|Untapped market: Edible brown paper lunch bags|
While planning and cooking dinners is a genuinely enjoyable activity, planning and preparing lunches is more of a task. You can't host people for lunch at work, and although there is some ability to put some simple ingredients together at your desk, you can't truly cook anything in the office. There is little enjoyment to be found in placing items in tupperware containers and carrying them to work with you, especially when you know that you'll likely be having the same thing the next day.
The exception to this rule is leftovers. Leftovers are like a refreshing redux on the previous night's dinner-making enjoyment. Obviously you aren't preparing the meal all over again, but in eating the leftovers at work you are reminded of the enjoyment that went into the initial preparation. Leftovers are the perfect lunch because you don't need to spend any extra time preparing something in the morning and they break up the monotony of the "daily salad," so to speak.
The day whiled away, and the tasks at hand blotted out thoughts of all else, as can happen at times at work. But around 1:00 my attention was drawn away from the emails and papers, not because of the usual midday pangs of hunger, but because of a most unusual essence that was suddenly noticeable in my cubicle. My head rose from my work, I focused my senses, and I sniffed the air. Yes, I thought to myself, that foul smell is here in my cubicle.

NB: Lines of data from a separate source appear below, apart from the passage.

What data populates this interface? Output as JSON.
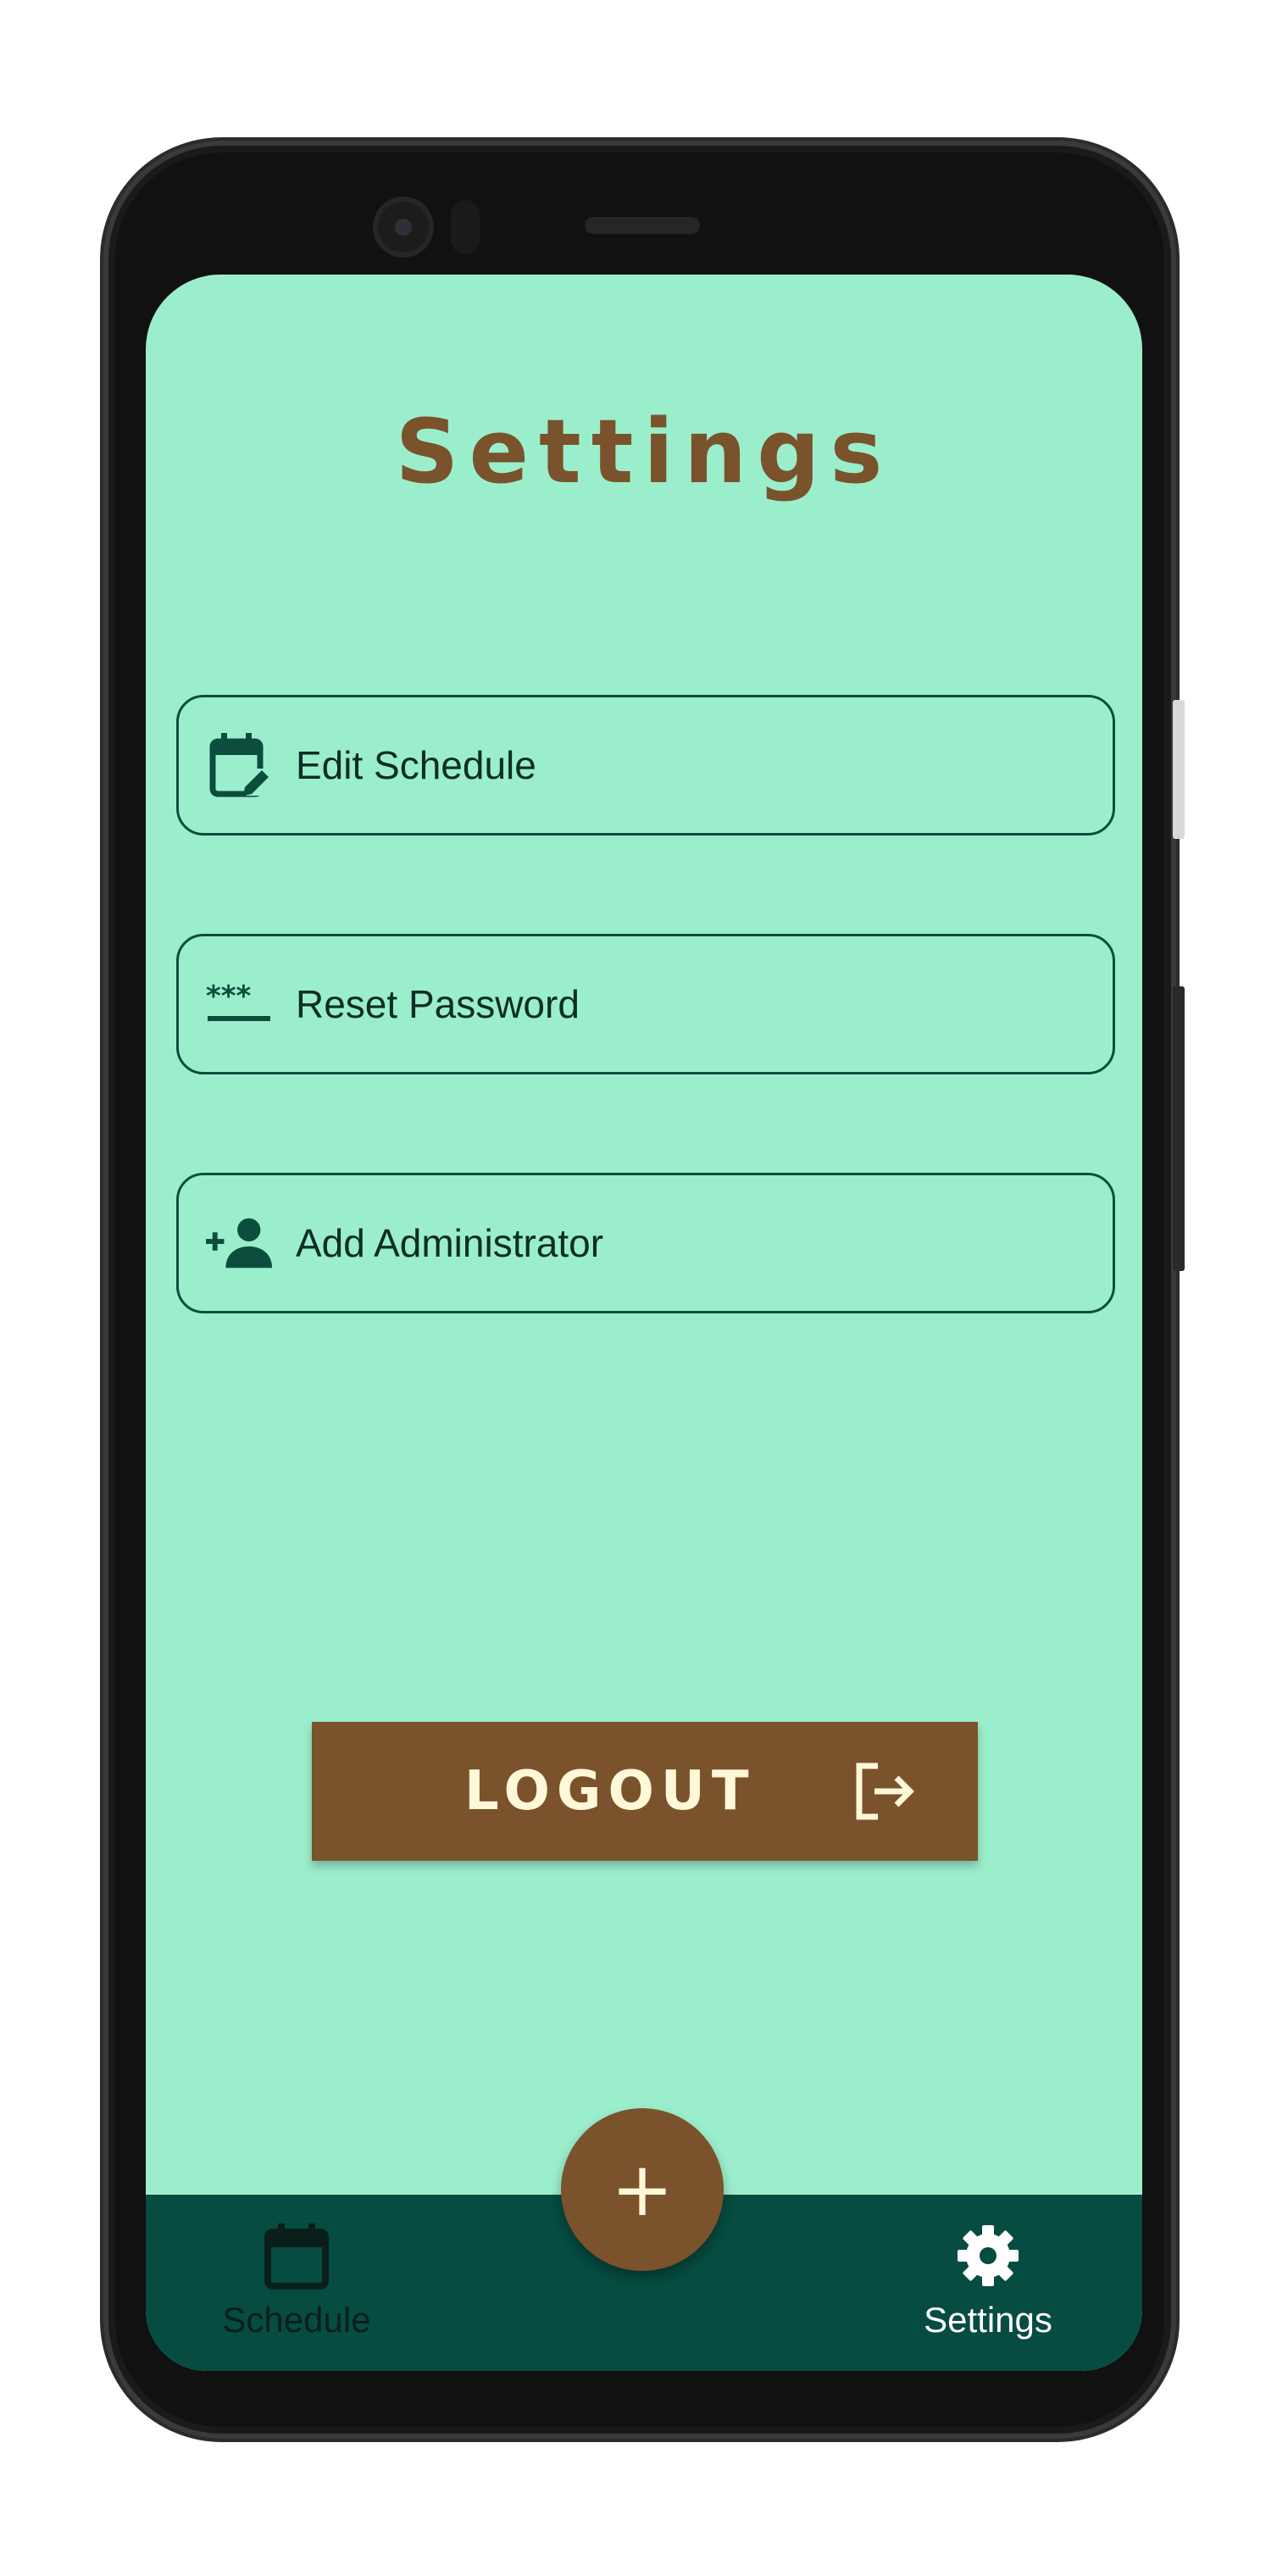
{
  "page": {
    "title": "Settings"
  },
  "menu": {
    "items": [
      {
        "label": "Edit Schedule",
        "icon": "calendar-edit-icon"
      },
      {
        "label": "Reset Password",
        "icon": "password-icon"
      },
      {
        "label": "Add Administrator",
        "icon": "person-add-icon"
      }
    ]
  },
  "logout": {
    "label": "LOGOUT",
    "icon": "logout-icon"
  },
  "fab": {
    "label": "+",
    "icon": "plus-icon"
  },
  "nav": {
    "items": [
      {
        "label": "Schedule",
        "icon": "calendar-icon",
        "active": false
      },
      {
        "label": "Settings",
        "icon": "gear-icon",
        "active": true
      }
    ]
  },
  "colors": {
    "background": "#9beecc",
    "accent": "#7a522b",
    "primary_dark": "#064c40",
    "outline": "#0c4d3d",
    "button_text": "#fff8d8"
  }
}
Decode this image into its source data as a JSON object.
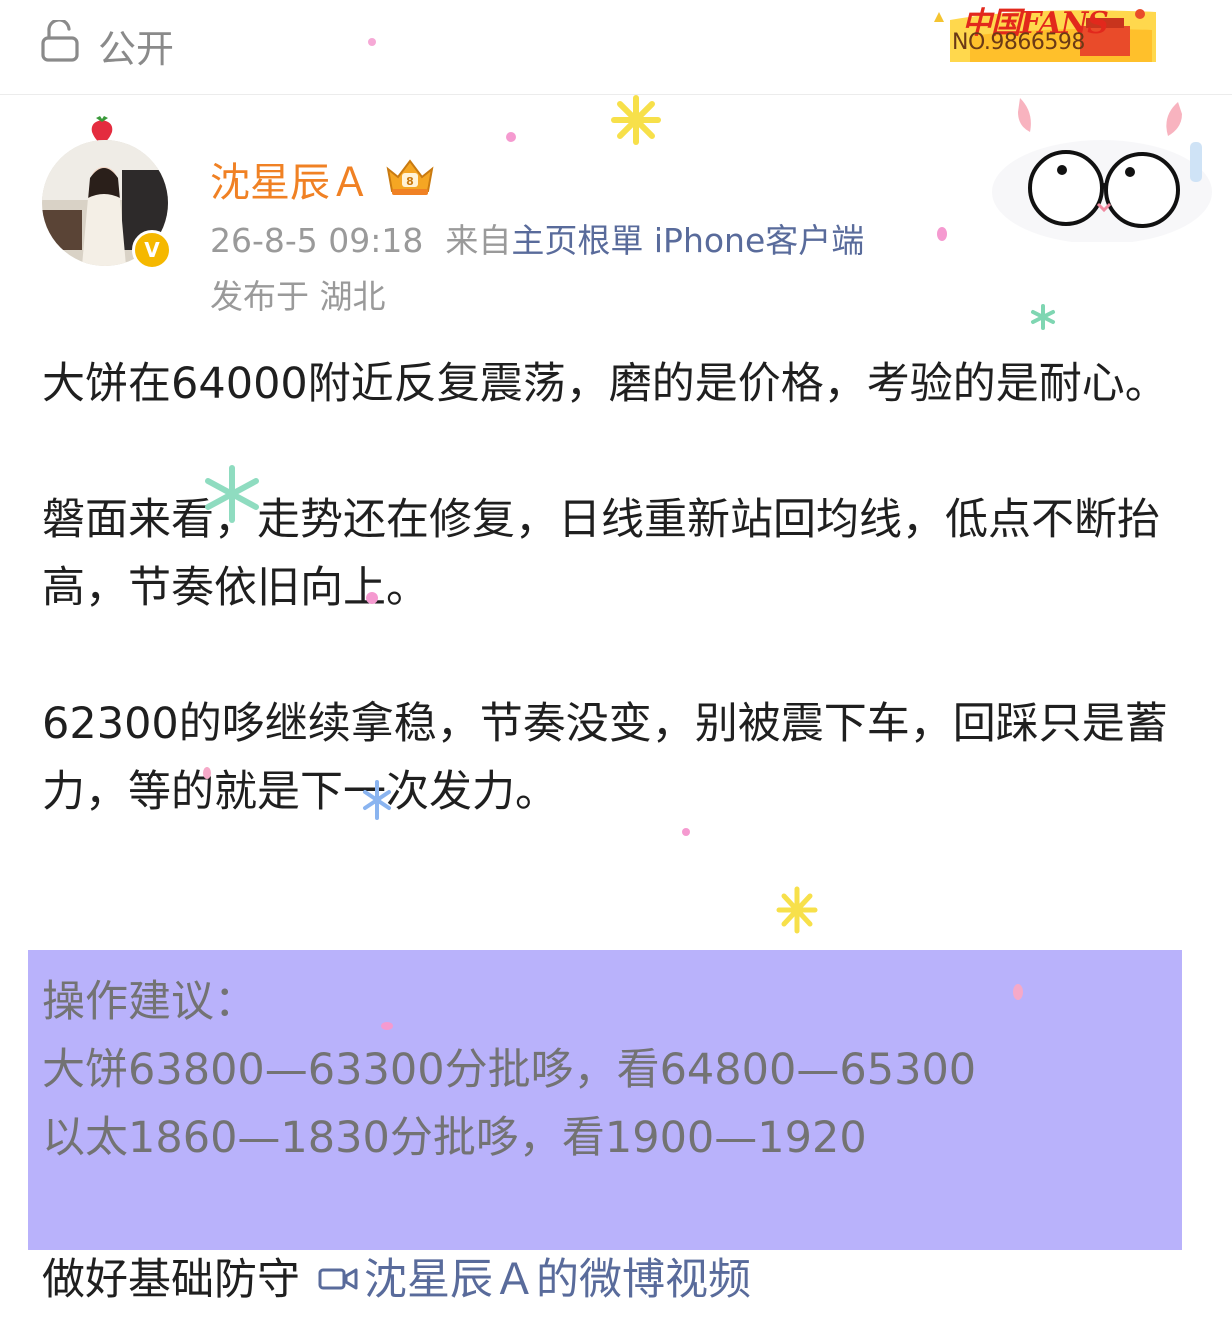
{
  "visibility": {
    "icon": "lock-open-icon",
    "label": "公开"
  },
  "fans_badge": {
    "title": "中国FANS",
    "number": "NO.9866598"
  },
  "post": {
    "author": {
      "name": "沈星辰Ａ",
      "verified_badge": "V",
      "member_icon": "crown-badge-icon"
    },
    "time": "26-8-5 09:18",
    "source_prefix": "来自",
    "source": "主页根單 iPhone客户端",
    "location": "发布于 湖北",
    "paragraphs": [
      "大饼在64000附近反复震荡，磨的是价格，考验的是耐心。",
      "磐面来看，走势还在修复，日线重新站回均线，低点不断抬高，节奏依旧向上。",
      "62300的哆继续拿稳，节奏没变，别被震下车，回踩只是蓄力，等的就是下一次发力。"
    ],
    "advice": {
      "heading": "操作建议：",
      "lines": [
        "大饼63800—63300分批哆，看64800—65300",
        "以太1860—1830分批哆，看1900—1920"
      ]
    },
    "footer_text": "做好基础防守",
    "video_link": "沈星辰Ａ的微博视频"
  },
  "colors": {
    "username": "#f08124",
    "link": "#596b9b",
    "highlight": "#b9b2fb",
    "meta": "#9a9a9a"
  }
}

Avocados are a wonderful item of produce. They are the perfect burrito filling or chip dip, are stellar as a sandwich topping, and are particularly delightful sliced on top of an omelette. However, the avocado is a fickle food, and must be handled like the prima donna that it is. You can't use it too soon, or it will be too hard. Let it ripen a couple days too long and you'll find it overly mushy. Expose it to the air for too long after cutting it open and it will lose its fresh flavor. These are all things that I knew - I knew - before putting my lunch together, and yet I still thought it might work to make my creative and non-traditional avocado dip for lunch. Foolish, foolish, foolish.
|High maintenance bitch|
- Option 1 - Consume the avocado dip. They say that taste is mostly the result of smell, so even though I did not confirm that the dip had actually become poisonous, this option was ruled out quickly. Thrift be damned, I was willing to spend a few bucks to buy myself a lunch to replace the ill-fated avocado.
- Option 2 - Foist the avocado dip onto someone else. There is such a thing as stinky cheese in France that is beyond abhorrent, so it was not entirely implausible that I could talk up my avocado dip as a delicacy and serve it to some unsuspecting person in the office. Unfortunately, at least for my purposes on this day, there is nobody with whom I work that warrants such cruelty. Furthermore, the person could easily get revenge by coming to my cubicle when the need to vomit suddenly hit them.
- Option 3 - Subtly dispose of the avocado dip. This seems like the obvious choice, but not so fast. For one thing, taking the nastiness to the trash can in the kitchenette would not simply transfer the smell to the kitchenette, it would actually compound it because the dip would be released from its plastic container into the open air. And while spoiling the appetite of anyone who may have been preparing their own food in the kitchenette over the remainder of the day was only a secondary consideration, I could not risk the very real possibility that someone would see me dumping the terrible green substance, thus tarnishing my reputation in their eyes forever.
- Option 4 - Wait it out and hope for the best. This was kind of like the siege warfare approach to dealing with the avocado dip. The smell was definitely there, but it was contained for the most part. And while I don't have a convenient rear view mirror from which to hang a nice air freshener in my cubicle, the smell of the dip was not so strong that it was driving me from the area. Give it a few hours and I could safely leave work to dispose of the failed lunch in an acceptable manner.
|Untapped market: Cubicle rear-view mirrors|
If you couldn't tell from the preceding commentary, option 4 was the winner in this little internal debate. However, a short time before leaving for the day, my game plan sort of backfired when a coworker stopped by my cubicle to discuss an item of business. No comments were made, but suddenly the smell was very apparent to me. To make matters worse, this was a female coworker, and I found the well-known fact about the female olfactory system running across my mind like a repeating Times Square electronic bulletin in red letters: "Females have a more developed sense of smell than males! Females have a more developed sense of smell than males! Females have a more developed sense of smell than males!" This meant, of course, that whatever I could smell was twice as bad for her, and my focus became solely on cutting off the conversation and getting her out of there. Answers to questions were blunt one-word responses. Jokes were met with short, nervous laughter. I stood, and actually edged sideways in front of the plastic container sitting on my side table, absurdly thinking that I could in some way block the smell by standing in front of it. At long last my coworker departed, no doubt thinking that not only did I need to power wash my rancid cubicle, but also that she would need to bring some mace the next time she stopped by for a chat in case my odd behavior blossomed into outright hostility.
So friends, the moral of this story is that when trying to "jazz up" your weekly packed lunches, make sure that the lunch can at least last to midday. And when someone pops in asking if you want to try the awesome dip they made last night, tell them you want to see them try it first.